New Delhi, January 16: Head of the Tata business conglomerate, Ratan Tata, who was recently named by the Israeli police in their recommendations seeking to indict Israel Prime Minister Benjamin Netanyahu for corruption, has denied involvement in the case. "The reports in the media of a 'partnership with Arnon Milchan' and the claim of 'a huge profit' are both factually incorrect and appear to be motivated," a statement from Tata's office said.
Israeli Prime Minister Benjamin Netanyahu is accused of accepting bribes worth one million shekels. The first probe against the Prime Minister focused on claims that he and his family illegally accepted extravagant gifts including champagne and cigars from Arnon Milchan, an Israeli Hollywood producer, and James Packer, an Australian millionaire.
It is believed that to return the favour, Netanyahu allegedly helped to pass legislation that would benefit Milchan's businesses and also tried to get him a visa to the United States.
The clarification from Tata's office followed media reports that referred to a certain 'Tata project' in the country from 2009, which involved preparing a concept plan for a low volume automotive assembly plant on the banks of the Jordan river.
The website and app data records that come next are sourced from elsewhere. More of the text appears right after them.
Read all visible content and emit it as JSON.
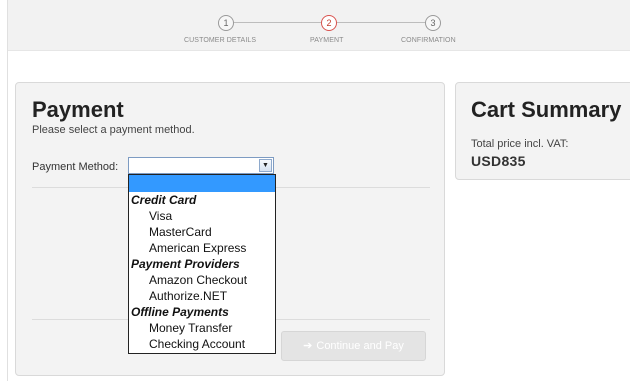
{
  "steps": [
    {
      "number": "1",
      "label": "CUSTOMER DETAILS",
      "active": false
    },
    {
      "number": "2",
      "label": "PAYMENT",
      "active": true
    },
    {
      "number": "3",
      "label": "CONFIRMATION",
      "active": false
    }
  ],
  "payment": {
    "title": "Payment",
    "subtitle": "Please select a payment method.",
    "method_label": "Payment Method:",
    "selected_value": "",
    "continue_label": "Continue and Pay"
  },
  "dropdown": {
    "groups": [
      {
        "name": "Credit Card",
        "items": [
          "Visa",
          "MasterCard",
          "American Express"
        ]
      },
      {
        "name": "Payment Providers",
        "items": [
          "Amazon Checkout",
          "Authorize.NET"
        ]
      },
      {
        "name": "Offline Payments",
        "items": [
          "Money Transfer",
          "Checking Account"
        ]
      }
    ]
  },
  "cart": {
    "title": "Cart Summary",
    "total_label": "Total price incl. VAT:",
    "total_value": "USD835"
  },
  "colors": {
    "active_step": "#d9534f",
    "highlight": "#3399ff"
  }
}
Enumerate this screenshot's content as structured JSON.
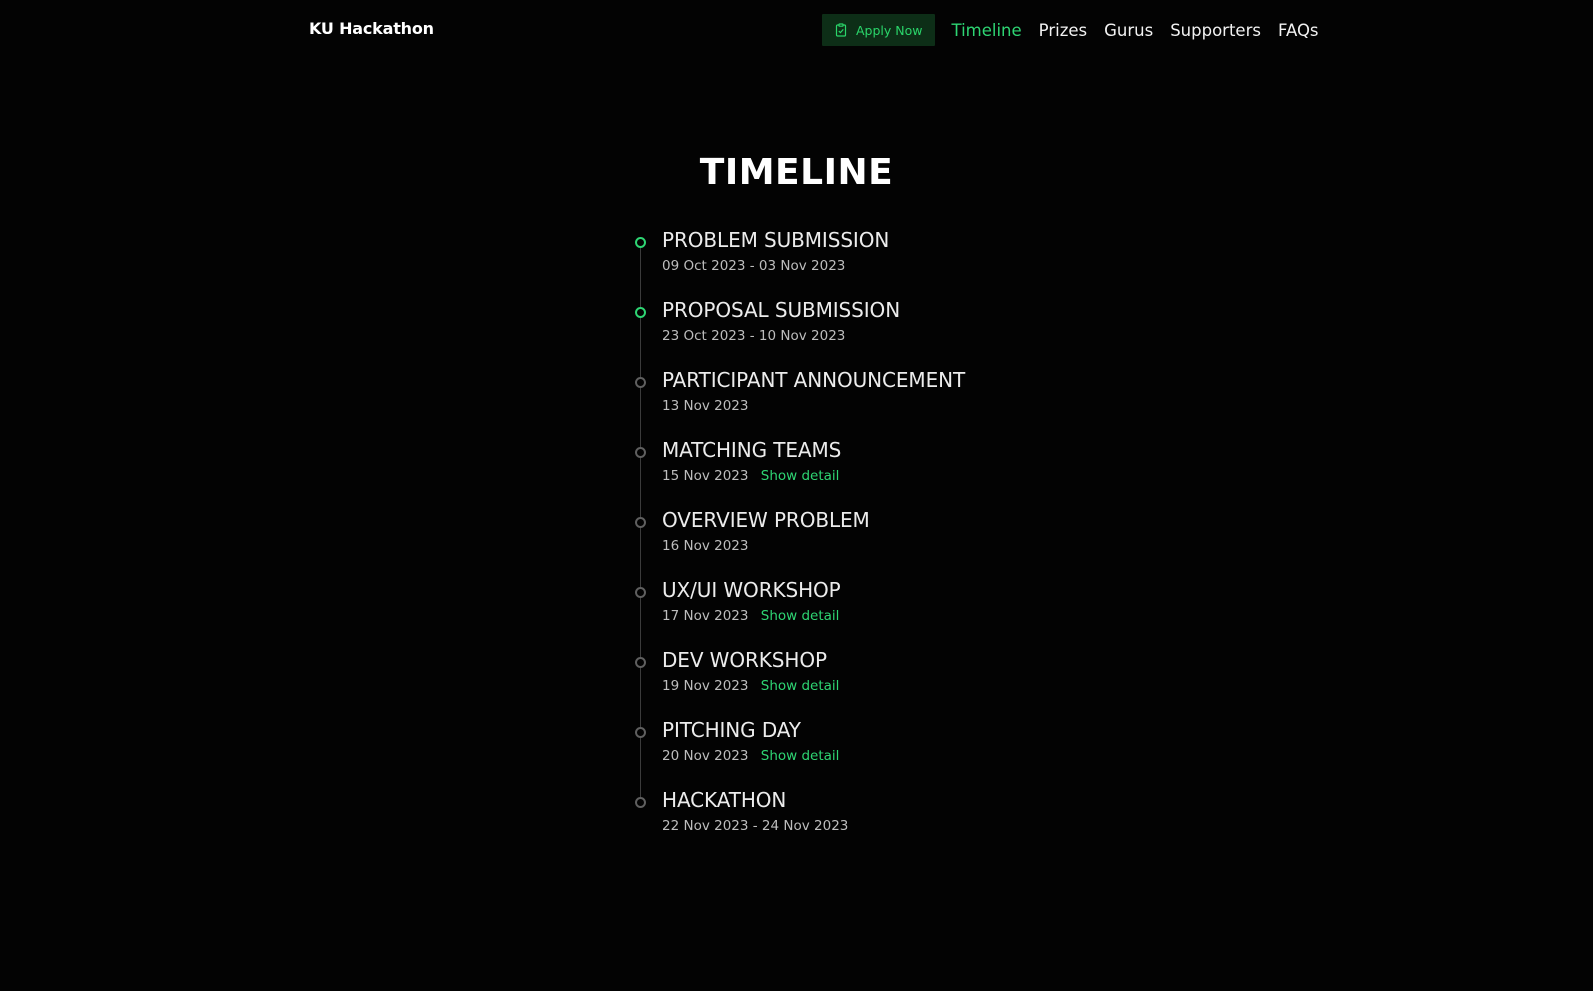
{
  "nav": {
    "brand": "KU Hackathon",
    "apply_label": "Apply Now",
    "apply_icon": "clipboard-icon",
    "links": [
      {
        "label": "Timeline",
        "active": true
      },
      {
        "label": "Prizes",
        "active": false
      },
      {
        "label": "Gurus",
        "active": false
      },
      {
        "label": "Supporters",
        "active": false
      },
      {
        "label": "FAQs",
        "active": false
      }
    ]
  },
  "page": {
    "title": "TIMELINE"
  },
  "timeline": [
    {
      "title": "PROBLEM SUBMISSION",
      "date": "09 Oct 2023 - 03 Nov 2023",
      "status": "done"
    },
    {
      "title": "PROPOSAL SUBMISSION",
      "date": "23 Oct 2023 - 10 Nov 2023",
      "status": "done"
    },
    {
      "title": "PARTICIPANT ANNOUNCEMENT",
      "date": "13 Nov 2023",
      "status": "upcoming"
    },
    {
      "title": "MATCHING TEAMS",
      "date": "15 Nov 2023",
      "status": "upcoming",
      "detail": "Show detail"
    },
    {
      "title": "OVERVIEW PROBLEM",
      "date": "16 Nov 2023",
      "status": "upcoming"
    },
    {
      "title": "UX/UI WORKSHOP",
      "date": "17 Nov 2023",
      "status": "upcoming",
      "detail": "Show detail"
    },
    {
      "title": "DEV WORKSHOP",
      "date": "19 Nov 2023",
      "status": "upcoming",
      "detail": "Show detail"
    },
    {
      "title": "PITCHING DAY",
      "date": "20 Nov 2023",
      "status": "upcoming",
      "detail": "Show detail"
    },
    {
      "title": "HACKATHON",
      "date": "22 Nov 2023 - 24 Nov 2023",
      "status": "upcoming"
    }
  ],
  "colors": {
    "background": "#030303",
    "accent": "#2ed573",
    "button_bg": "#0d2e17",
    "inactive_dot": "#5f5f5f"
  }
}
An estimated USD 250 million plan, the project was proposed as part of an Israeli-Jordanian peace initiative.
The Israeli media reported that Hollywood producer Arnon Milvhan attempted to promote a free trade zone on the Israel-Jordan border as part of a partnership with Tata. "These discussions on the project were directly held between a Tata team and the Israeli authorities and not with Arnon Milchan as stated by the Israeli media. Tata wishes to clarify once again that there has never been any partnership in any such project with Milchan," the statement from Ratan Tata's office said.
On the other hand, Prime Minister Netanyahu and his allies also tried to discredit the police investigation and cast it as a political witch hunt. The final decision on whether or not to bring charges against Netanyahu lies with Israeli attorney general Avichai Mandelblit.